We enjoyed breakfast this morning while watching a group of hartebeest gambolling around in front of the dining room. They were later joined by some zebra, which made for an idyllic scene. DT, the notorious bull elephant has visited many times recently. Walking right up to the small birdbath in front of the dining room one morning, which caused quite a stir. Too good of a photographic opportunity to miss, one guest ran back to his room to collect a camera, but only to discover the elephant standing right outside the door. He was effectively trapped in his room for a short while until the elephant had eaten a particularly tasty bush on the path.
The Tanzania wet land bird count got under way this month. Birding experts from around the world came to Tanzania to help local birders count wetland birds. I was pleased to hear that two Norwegian birders were being sent to Ndutu to help with the count. The two soda lakes at Ndutu are very important bird habitat. Although we try to record all species each month for the Tanzanian bird atlas project, the idea of having to count thousands of turns and little stints sounded beyond me, so the help was much appreciated. We counted to the backdrop of thousands of wildebeest and fried in the hot sun, especially the Norwegians who hadn't seen much daylight in the Northern winter. There were very few flamingos present at the time, only 300 or so but huge numbers of white black-winged terns and some gull-billed terns and over a thousand black-winged stilts on lake Masek.
Also four new birds have been added to the Ndutu bird list this Month. The best for me was the collared palm thrush, which must have been blow off course during one of the recent storms. Normally you have to do a lot of rubber necking to catch a glimpse of a new bird but not this one, it's very tame and walks in and out of the gift shop. Others include little bitten, lesser honey guide and white rumped swift.

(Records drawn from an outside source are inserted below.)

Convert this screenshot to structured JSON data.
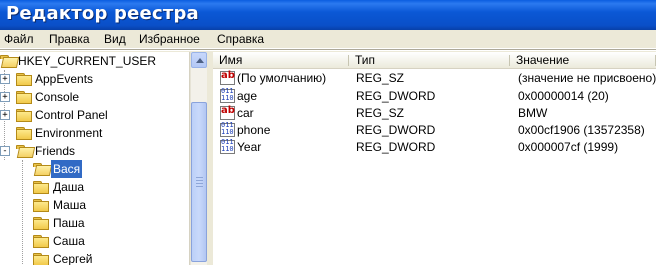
{
  "window": {
    "title": "Редактор реестра"
  },
  "menu": [
    "Файл",
    "Правка",
    "Вид",
    "Избранное",
    "Справка"
  ],
  "tree": {
    "root": "HKEY_CURRENT_USER",
    "items": [
      {
        "label": "AppEvents",
        "expander": "+"
      },
      {
        "label": "Console",
        "expander": "+"
      },
      {
        "label": "Control Panel",
        "expander": "+"
      },
      {
        "label": "Environment",
        "expander": ""
      },
      {
        "label": "Friends",
        "expander": "-"
      }
    ],
    "children": [
      {
        "label": "Вася",
        "selected": true
      },
      {
        "label": "Даша"
      },
      {
        "label": "Маша"
      },
      {
        "label": "Паша"
      },
      {
        "label": "Саша"
      },
      {
        "label": "Сергей"
      }
    ]
  },
  "list": {
    "columns": [
      "Имя",
      "Тип",
      "Значение"
    ],
    "rows": [
      {
        "icon": "string-value-icon",
        "name": "(По умолчанию)",
        "type": "REG_SZ",
        "value": "(значение не присвоено)"
      },
      {
        "icon": "binary-value-icon",
        "name": "age",
        "type": "REG_DWORD",
        "value": "0x00000014 (20)"
      },
      {
        "icon": "string-value-icon",
        "name": "car",
        "type": "REG_SZ",
        "value": "BMW"
      },
      {
        "icon": "binary-value-icon",
        "name": "phone",
        "type": "REG_DWORD",
        "value": "0x00cf1906 (13572358)"
      },
      {
        "icon": "binary-value-icon",
        "name": "Year",
        "type": "REG_DWORD",
        "value": "0x000007cf (1999)"
      }
    ]
  },
  "colors": {
    "titlebar": "#0a4fc8",
    "selection": "#316ac5",
    "chrome": "#ece9d8"
  }
}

Visitors to Ndutu this past month could not have been disappointed by the profusion of wildlife present at this time of year. Over looking the causeway between the two Lakes the other evening we saw zebra, wildebeest, giraffes, impala, elephants and lions all in one view. A lioness even tried to hunt, although unsuccessful, she caused pandemonium and sent animals running in all directions except for a large bull giraffe. He looked rather confused, and while everything else ran by in clouds of dust and panic he just watched on. Once quiet had returned he was the only animal left from the hundreds that had been there moments earlier, he then continued to feed from the bush he was eating. I thought he had great composure but of course he might have just been a bit dim?
This update is reproduced with the kind permission of Ndutu Safari Lodge - www.ndutu.com - a lodge set in Acacia woodland overlooking Lake Ndutu just to the south of the Serengeti).